Please reproduce the entries in full. Keep every character the same.

(Element data from apps and pages)
· · ·
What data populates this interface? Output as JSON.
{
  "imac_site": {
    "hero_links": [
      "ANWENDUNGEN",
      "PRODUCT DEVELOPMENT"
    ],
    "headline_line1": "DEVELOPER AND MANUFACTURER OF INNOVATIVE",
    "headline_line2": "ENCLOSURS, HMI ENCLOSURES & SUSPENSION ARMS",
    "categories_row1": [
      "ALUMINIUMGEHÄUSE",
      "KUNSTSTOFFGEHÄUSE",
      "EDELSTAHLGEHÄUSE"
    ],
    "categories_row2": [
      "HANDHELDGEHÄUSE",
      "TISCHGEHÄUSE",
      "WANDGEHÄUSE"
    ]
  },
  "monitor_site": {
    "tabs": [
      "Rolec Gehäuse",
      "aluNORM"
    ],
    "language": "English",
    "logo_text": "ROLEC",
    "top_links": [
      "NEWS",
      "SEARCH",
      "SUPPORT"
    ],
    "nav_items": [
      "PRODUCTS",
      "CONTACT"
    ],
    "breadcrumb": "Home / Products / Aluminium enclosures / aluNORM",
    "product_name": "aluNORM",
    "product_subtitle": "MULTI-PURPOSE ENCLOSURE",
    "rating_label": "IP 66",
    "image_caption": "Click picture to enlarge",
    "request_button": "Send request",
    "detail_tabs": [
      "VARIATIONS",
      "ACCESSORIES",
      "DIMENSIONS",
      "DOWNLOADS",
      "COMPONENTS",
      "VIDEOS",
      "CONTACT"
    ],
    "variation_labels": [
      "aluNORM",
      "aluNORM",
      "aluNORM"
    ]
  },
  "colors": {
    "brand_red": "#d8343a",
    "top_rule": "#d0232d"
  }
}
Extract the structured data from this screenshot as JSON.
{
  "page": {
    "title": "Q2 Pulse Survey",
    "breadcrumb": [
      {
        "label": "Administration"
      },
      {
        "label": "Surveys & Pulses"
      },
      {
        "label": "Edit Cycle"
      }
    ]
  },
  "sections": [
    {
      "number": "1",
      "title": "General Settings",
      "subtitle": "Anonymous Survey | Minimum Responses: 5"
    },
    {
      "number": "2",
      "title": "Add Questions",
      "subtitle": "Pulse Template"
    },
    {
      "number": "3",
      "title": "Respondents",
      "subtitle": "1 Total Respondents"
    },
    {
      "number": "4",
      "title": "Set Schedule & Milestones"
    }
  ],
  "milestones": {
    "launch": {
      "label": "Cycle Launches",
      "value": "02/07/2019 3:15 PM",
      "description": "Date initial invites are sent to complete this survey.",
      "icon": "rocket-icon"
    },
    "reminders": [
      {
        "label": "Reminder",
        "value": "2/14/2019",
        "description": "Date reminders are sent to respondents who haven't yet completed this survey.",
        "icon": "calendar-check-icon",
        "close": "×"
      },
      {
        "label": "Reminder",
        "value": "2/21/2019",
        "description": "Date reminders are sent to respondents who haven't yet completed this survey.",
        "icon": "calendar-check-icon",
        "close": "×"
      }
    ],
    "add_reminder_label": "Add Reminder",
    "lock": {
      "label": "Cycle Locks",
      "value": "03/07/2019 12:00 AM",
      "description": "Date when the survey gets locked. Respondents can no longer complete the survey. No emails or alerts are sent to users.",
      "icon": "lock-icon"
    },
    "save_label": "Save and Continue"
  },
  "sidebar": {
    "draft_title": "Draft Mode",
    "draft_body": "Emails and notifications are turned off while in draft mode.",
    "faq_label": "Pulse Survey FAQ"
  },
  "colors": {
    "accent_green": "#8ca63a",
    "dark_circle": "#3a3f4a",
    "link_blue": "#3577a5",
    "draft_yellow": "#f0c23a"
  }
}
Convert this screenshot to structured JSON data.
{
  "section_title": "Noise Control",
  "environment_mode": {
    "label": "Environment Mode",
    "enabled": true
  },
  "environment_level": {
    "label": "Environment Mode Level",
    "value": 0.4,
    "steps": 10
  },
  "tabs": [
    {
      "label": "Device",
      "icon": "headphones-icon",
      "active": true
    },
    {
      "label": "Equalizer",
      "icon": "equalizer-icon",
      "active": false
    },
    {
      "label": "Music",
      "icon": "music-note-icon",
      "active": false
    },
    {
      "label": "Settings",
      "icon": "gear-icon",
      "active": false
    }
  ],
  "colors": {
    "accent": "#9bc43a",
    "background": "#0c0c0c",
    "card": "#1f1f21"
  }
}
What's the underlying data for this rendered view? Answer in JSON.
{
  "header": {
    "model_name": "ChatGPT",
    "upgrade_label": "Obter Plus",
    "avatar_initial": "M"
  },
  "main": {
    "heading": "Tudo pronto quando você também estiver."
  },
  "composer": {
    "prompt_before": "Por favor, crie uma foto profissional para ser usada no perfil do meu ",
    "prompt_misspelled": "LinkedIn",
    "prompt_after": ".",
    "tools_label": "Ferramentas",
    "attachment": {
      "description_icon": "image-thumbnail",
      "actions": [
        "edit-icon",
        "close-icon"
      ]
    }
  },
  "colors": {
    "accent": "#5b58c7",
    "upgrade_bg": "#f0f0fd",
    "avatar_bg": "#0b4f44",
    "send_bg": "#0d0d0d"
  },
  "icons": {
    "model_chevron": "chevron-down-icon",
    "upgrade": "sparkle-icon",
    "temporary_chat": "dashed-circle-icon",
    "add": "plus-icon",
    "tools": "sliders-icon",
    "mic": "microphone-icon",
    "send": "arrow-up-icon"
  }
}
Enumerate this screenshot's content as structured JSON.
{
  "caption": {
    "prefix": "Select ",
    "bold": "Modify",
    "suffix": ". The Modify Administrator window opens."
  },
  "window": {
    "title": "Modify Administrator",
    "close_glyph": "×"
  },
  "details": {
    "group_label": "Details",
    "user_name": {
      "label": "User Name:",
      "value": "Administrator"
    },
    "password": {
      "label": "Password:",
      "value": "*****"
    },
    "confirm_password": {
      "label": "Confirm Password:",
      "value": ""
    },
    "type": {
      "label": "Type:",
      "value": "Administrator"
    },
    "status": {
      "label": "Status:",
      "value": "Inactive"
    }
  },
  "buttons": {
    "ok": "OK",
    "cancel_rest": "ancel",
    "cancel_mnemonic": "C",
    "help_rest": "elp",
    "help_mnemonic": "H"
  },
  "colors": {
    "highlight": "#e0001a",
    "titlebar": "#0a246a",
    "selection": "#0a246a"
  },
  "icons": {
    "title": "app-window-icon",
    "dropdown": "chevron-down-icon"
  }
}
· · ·
▶ _Written answer_:
What data populates this interface? Output as JSON.
{
  "imac_site": {
    "hero_links": [
      "ANWENDUNGEN",
      "PRODUCT DEVELOPMENT"
    ],
    "headline_line1": "DEVELOPER AND MANUFACTURER OF INNOVATIVE",
    "headline_line2": "ENCLOSURS, HMI ENCLOSURES & SUSPENSION ARMS",
    "categories_row1": [
      "ALUMINIUMGEHÄUSE",
      "KUNSTSTOFFGEHÄUSE",
      "EDELSTAHLGEHÄUSE"
    ],
    "categories_row2": [
      "HANDHELDGEHÄUSE",
      "TISCHGEHÄUSE",
      "WANDGEHÄUSE"
    ]
  },
  "monitor_site": {
    "tabs": [
      "Rolec Gehäuse",
      "aluNORM"
    ],
    "language": "English",
    "logo_text": "ROLEC",
    "top_links": [
      "NEWS",
      "SEARCH",
      "SUPPORT"
    ],
    "nav_items": [
      "PRODUCTS",
      "CONTACT"
    ],
    "breadcrumb": "Home / Products / Aluminium enclosures / aluNORM",
    "product_name": "aluNORM",
    "product_subtitle": "MULTI-PURPOSE ENCLOSURE",
    "rating_label": "IP 66",
    "image_caption": "Click picture to enlarge",
    "request_button": "Send request",
    "detail_tabs": [
      "VARIATIONS",
      "ACCESSORIES",
      "DIMENSIONS",
      "DOWNLOADS",
      "COMPONENTS",
      "VIDEOS",
      "CONTACT"
    ],
    "variation_labels": [
      "aluNORM",
      "aluNORM",
      "aluNORM"
    ]
  },
  "colors": {
    "brand_red": "#d8343a",
    "top_rule": "#d0232d"
  }
}
Extract the structured data from this screenshot as JSON.
{
  "page": {
    "title": "Q2 Pulse Survey",
    "breadcrumb": [
      {
        "label": "Administration"
      },
      {
        "label": "Surveys & Pulses"
      },
      {
        "label": "Edit Cycle"
      }
    ]
  },
  "sections": [
    {
      "number": "1",
      "title": "General Settings",
      "subtitle": "Anonymous Survey | Minimum Responses: 5"
    },
    {
      "number": "2",
      "title": "Add Questions",
      "subtitle": "Pulse Template"
    },
    {
      "number": "3",
      "title": "Respondents",
      "subtitle": "1 Total Respondents"
    },
    {
      "number": "4",
      "title": "Set Schedule & Milestones"
    }
  ],
  "milestones": {
    "launch": {
      "label": "Cycle Launches",
      "value": "02/07/2019 3:15 PM",
      "description": "Date initial invites are sent to complete this survey.",
      "icon": "rocket-icon"
    },
    "reminders": [
      {
        "label": "Reminder",
        "value": "2/14/2019",
        "description": "Date reminders are sent to respondents who haven't yet completed this survey.",
        "icon": "calendar-check-icon",
        "close": "×"
      },
      {
        "label": "Reminder",
        "value": "2/21/2019",
        "description": "Date reminders are sent to respondents who haven't yet completed this survey.",
        "icon": "calendar-check-icon",
        "close": "×"
      }
    ],
    "add_reminder_label": "Add Reminder",
    "lock": {
      "label": "Cycle Locks",
      "value": "03/07/2019 12:00 AM",
      "description": "Date when the survey gets locked. Respondents can no longer complete the survey. No emails or alerts are sent to users.",
      "icon": "lock-icon"
    },
    "save_label": "Save and Continue"
  },
  "sidebar": {
    "draft_title": "Draft Mode",
    "draft_body": "Emails and notifications are turned off while in draft mode.",
    "faq_label": "Pulse Survey FAQ"
  },
  "colors": {
    "accent_green": "#8ca63a",
    "dark_circle": "#3a3f4a",
    "link_blue": "#3577a5",
    "draft_yellow": "#f0c23a"
  }
}
Convert this screenshot to structured JSON data.
{
  "section_title": "Noise Control",
  "environment_mode": {
    "label": "Environment Mode",
    "enabled": true
  },
  "environment_level": {
    "label": "Environment Mode Level",
    "value": 0.4,
    "steps": 10
  },
  "tabs": [
    {
      "label": "Device",
      "icon": "headphones-icon",
      "active": true
    },
    {
      "label": "Equalizer",
      "icon": "equalizer-icon",
      "active": false
    },
    {
      "label": "Music",
      "icon": "music-note-icon",
      "active": false
    },
    {
      "label": "Settings",
      "icon": "gear-icon",
      "active": false
    }
  ],
  "colors": {
    "accent": "#9bc43a",
    "background": "#0c0c0c",
    "card": "#1f1f21"
  }
}
What's the underlying data for this rendered view? Answer in JSON.
{
  "header": {
    "model_name": "ChatGPT",
    "upgrade_label": "Obter Plus",
    "avatar_initial": "M"
  },
  "main": {
    "heading": "Tudo pronto quando você também estiver."
  },
  "composer": {
    "prompt_before": "Por favor, crie uma foto profissional para ser usada no perfil do meu ",
    "prompt_misspelled": "LinkedIn",
    "prompt_after": ".",
    "tools_label": "Ferramentas",
    "attachment": {
      "description_icon": "image-thumbnail",
      "actions": [
        "edit-icon",
        "close-icon"
      ]
    }
  },
  "colors": {
    "accent": "#5b58c7",
    "upgrade_bg": "#f0f0fd",
    "avatar_bg": "#0b4f44",
    "send_bg": "#0d0d0d"
  },
  "icons": {
    "model_chevron": "chevron-down-icon",
    "upgrade": "sparkle-icon",
    "temporary_chat": "dashed-circle-icon",
    "add": "plus-icon",
    "tools": "sliders-icon",
    "mic": "microphone-icon",
    "send": "arrow-up-icon"
  }
}
Enumerate this screenshot's content as structured JSON.
{
  "caption": {
    "prefix": "Select ",
    "bold": "Modify",
    "suffix": ". The Modify Administrator window opens."
  },
  "window": {
    "title": "Modify Administrator",
    "close_glyph": "×"
  },
  "details": {
    "group_label": "Details",
    "user_name": {
      "label": "User Name:",
      "value": "Administrator"
    },
    "password": {
      "label": "Password:",
      "value": "*****"
    },
    "confirm_password": {
      "label": "Confirm Password:",
      "value": ""
    },
    "type": {
      "label": "Type:",
      "value": "Administrator"
    },
    "status": {
      "label": "Status:",
      "value": "Inactive"
    }
  },
  "buttons": {
    "ok": "OK",
    "cancel_rest": "ancel",
    "cancel_mnemonic": "C",
    "help_rest": "elp",
    "help_mnemonic": "H"
  },
  "colors": {
    "highlight": "#e0001a",
    "titlebar": "#0a246a",
    "selection": "#0a246a"
  },
  "icons": {
    "title": "app-window-icon",
    "dropdown": "chevron-down-icon"
  }
}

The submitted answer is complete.